▶ What this task involves: State how many lines in these records contain the word "JSON", and nothing else.

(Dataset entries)
────────────────────────────────────────

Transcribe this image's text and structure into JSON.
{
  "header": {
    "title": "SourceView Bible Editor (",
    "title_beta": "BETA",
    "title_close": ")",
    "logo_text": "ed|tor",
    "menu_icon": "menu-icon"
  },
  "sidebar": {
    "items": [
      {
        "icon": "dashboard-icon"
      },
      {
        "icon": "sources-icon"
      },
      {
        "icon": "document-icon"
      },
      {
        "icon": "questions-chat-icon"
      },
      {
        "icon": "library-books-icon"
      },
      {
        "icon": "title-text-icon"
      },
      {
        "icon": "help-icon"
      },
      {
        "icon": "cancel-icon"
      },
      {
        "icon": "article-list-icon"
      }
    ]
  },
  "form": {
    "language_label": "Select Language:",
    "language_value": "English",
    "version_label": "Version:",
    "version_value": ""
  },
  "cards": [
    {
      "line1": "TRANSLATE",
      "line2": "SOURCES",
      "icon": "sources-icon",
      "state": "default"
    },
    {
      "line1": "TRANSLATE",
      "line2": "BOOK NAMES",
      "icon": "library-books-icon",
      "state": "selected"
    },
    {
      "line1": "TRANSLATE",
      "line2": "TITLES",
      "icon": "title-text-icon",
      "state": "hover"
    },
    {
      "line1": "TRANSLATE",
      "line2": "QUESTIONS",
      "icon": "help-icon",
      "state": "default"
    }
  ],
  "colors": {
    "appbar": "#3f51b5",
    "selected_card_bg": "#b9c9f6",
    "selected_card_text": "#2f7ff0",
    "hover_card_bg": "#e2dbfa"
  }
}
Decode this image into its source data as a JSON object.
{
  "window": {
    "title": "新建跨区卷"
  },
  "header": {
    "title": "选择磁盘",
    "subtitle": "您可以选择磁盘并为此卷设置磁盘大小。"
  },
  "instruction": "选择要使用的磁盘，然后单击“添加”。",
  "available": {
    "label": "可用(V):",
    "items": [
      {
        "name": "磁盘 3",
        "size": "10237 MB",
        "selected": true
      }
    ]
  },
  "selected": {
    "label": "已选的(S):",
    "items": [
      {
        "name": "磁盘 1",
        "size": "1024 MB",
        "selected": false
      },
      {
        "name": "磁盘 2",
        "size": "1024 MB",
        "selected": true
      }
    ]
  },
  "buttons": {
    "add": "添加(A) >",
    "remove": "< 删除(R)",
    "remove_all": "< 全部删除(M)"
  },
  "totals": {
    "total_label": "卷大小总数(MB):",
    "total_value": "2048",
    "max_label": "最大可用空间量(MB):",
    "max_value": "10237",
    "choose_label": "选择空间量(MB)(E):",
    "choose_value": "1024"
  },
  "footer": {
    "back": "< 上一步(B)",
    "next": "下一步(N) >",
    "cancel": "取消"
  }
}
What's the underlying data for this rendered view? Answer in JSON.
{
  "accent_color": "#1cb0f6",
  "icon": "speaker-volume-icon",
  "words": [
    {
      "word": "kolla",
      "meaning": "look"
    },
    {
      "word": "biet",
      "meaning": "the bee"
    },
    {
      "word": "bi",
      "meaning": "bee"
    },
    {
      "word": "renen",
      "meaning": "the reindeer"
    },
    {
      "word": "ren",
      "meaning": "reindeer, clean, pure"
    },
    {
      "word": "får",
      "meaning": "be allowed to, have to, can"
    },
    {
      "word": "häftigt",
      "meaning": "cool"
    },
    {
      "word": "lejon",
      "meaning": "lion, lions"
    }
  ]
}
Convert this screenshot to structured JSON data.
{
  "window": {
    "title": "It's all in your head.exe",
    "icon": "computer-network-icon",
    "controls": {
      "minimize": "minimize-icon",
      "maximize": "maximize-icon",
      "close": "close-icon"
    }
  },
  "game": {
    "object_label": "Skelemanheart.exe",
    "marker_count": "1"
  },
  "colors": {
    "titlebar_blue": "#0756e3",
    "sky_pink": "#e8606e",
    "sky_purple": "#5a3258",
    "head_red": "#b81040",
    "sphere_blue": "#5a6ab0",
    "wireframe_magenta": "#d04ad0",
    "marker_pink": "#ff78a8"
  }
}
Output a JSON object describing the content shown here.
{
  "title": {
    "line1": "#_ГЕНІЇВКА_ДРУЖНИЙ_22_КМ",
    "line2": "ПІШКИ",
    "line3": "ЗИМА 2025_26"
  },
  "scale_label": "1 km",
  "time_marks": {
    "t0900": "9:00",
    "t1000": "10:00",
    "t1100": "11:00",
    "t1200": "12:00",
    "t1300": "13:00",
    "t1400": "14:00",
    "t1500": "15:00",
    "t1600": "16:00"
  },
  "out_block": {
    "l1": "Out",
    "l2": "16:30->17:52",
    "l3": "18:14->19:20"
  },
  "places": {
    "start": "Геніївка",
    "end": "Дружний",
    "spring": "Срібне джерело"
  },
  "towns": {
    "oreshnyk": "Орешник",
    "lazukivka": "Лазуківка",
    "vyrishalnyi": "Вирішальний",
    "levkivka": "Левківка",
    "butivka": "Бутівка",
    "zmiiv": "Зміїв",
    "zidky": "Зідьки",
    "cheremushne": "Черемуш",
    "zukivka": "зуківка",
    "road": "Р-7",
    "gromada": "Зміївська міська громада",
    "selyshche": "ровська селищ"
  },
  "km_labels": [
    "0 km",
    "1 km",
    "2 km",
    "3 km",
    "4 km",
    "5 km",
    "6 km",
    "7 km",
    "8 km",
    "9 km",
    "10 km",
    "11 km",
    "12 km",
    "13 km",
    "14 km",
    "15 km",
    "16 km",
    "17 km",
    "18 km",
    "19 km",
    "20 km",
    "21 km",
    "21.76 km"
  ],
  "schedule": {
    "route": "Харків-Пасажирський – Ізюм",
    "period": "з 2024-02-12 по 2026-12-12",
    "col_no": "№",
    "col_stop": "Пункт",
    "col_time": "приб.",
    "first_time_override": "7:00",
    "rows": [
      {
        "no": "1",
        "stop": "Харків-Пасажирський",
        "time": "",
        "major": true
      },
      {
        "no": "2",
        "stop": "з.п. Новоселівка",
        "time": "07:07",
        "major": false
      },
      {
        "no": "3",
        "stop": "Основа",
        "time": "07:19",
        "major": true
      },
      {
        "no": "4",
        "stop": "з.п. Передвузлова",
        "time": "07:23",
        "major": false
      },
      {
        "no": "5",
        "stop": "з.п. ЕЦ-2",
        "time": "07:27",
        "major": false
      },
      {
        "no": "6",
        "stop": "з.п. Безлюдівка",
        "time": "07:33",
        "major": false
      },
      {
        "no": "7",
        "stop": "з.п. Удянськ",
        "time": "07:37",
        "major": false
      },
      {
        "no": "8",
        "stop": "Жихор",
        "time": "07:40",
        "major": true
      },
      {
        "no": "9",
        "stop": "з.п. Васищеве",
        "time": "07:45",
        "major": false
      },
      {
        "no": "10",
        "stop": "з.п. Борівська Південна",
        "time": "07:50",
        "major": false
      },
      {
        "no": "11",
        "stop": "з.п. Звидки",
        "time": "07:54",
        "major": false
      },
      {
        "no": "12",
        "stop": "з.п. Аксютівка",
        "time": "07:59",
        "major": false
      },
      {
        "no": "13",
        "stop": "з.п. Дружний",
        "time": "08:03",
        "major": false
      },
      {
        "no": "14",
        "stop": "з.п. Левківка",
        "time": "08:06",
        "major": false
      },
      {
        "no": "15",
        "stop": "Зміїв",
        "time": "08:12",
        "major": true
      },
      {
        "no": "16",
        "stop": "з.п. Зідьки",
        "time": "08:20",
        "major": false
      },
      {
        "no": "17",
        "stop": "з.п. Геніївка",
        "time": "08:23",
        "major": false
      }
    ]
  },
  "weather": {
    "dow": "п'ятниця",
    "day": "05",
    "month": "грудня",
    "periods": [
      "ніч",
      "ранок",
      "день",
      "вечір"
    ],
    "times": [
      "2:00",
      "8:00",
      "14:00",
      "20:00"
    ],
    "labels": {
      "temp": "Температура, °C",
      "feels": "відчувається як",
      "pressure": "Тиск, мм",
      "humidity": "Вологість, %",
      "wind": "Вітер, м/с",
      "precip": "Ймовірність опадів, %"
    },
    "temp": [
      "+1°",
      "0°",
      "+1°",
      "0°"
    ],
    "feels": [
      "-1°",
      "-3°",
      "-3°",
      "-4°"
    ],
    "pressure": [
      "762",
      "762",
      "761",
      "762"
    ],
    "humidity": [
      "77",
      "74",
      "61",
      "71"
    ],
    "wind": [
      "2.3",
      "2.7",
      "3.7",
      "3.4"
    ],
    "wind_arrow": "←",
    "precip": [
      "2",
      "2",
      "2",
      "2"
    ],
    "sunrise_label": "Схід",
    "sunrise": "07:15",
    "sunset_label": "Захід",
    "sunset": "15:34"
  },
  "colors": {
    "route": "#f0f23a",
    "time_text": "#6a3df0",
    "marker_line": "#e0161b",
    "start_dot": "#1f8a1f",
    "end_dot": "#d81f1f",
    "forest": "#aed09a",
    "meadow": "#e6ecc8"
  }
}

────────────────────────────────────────

▶ Output of the exercise: 5